Levitated Mass

Extravagant folly or sphinxlike masterpiece?

Extravagant folly or sphinxlike masterpiece? Michael Heizer’s Levitated Mass has drawn both praise and censure since its June 2012 debut at LACMA. One thing’s for sure: The $10 million, 340-ton boulder perched above a trench is now a symbol of civic art, public spending, and complex engineering. Here’s how L.A.’s giant rock holds up.

1. The Rock
The 900 million-year-old granite chunk comes from a Riverside quarry frequented by Heizer. That it stood alone and unscarred after nearby blasting appealed to him — and at 21.5 feet high, so did its size.

2. The Location
To move the boulder, a shipping company custom-built a 294-foot transporter with nearly 200 wheels. Though Riverside is normally an hour’s drive away, the transporter traveled 105 circuitous miles over 11 days—and at less than eight miles per hour through four counties—before ending up at LACMA.

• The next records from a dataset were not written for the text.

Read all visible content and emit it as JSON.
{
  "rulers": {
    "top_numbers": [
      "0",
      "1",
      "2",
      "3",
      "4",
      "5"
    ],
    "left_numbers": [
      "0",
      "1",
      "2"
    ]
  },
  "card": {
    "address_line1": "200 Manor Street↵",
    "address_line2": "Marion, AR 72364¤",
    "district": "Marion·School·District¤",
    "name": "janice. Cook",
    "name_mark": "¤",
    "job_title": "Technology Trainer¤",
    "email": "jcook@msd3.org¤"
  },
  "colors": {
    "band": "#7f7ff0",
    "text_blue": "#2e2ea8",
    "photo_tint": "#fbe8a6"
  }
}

3. The Slot
In April 2012, the rock met its counterpart: a 456-foot-long slot cut into the earth in the museum’s backyard. The concrete structure is the granite’s roost as well as a pathway for visitors. Built-in handrails ensure access for all.

4. The History
Heizer’s earliest conceptions of the rock-and-slot sculpture date to 1969. The green light came decades later, when the artist’s friend Michael Govan was appointed LACMA’s CEO and director in 2006.

5. The Shelves
Local and state seismic codes required the boulder to have a stronger base than the original minimalist trench. The artist chipped away parts of the rock’s bottom so it would sit flush atop two stainless steel shelves bolted to the walls. With a core drill and special epoxy, engineers inserted steel pins through the shelves and into the rock, stabilizing the sculpture. Levitating or not, this mass ain’t going anywhere.

6. The Rock Chamber
The distance between the boulder and the ground is 15 feet. Channels built at the base of the walls whisk away rainwater into a nearby storm drain.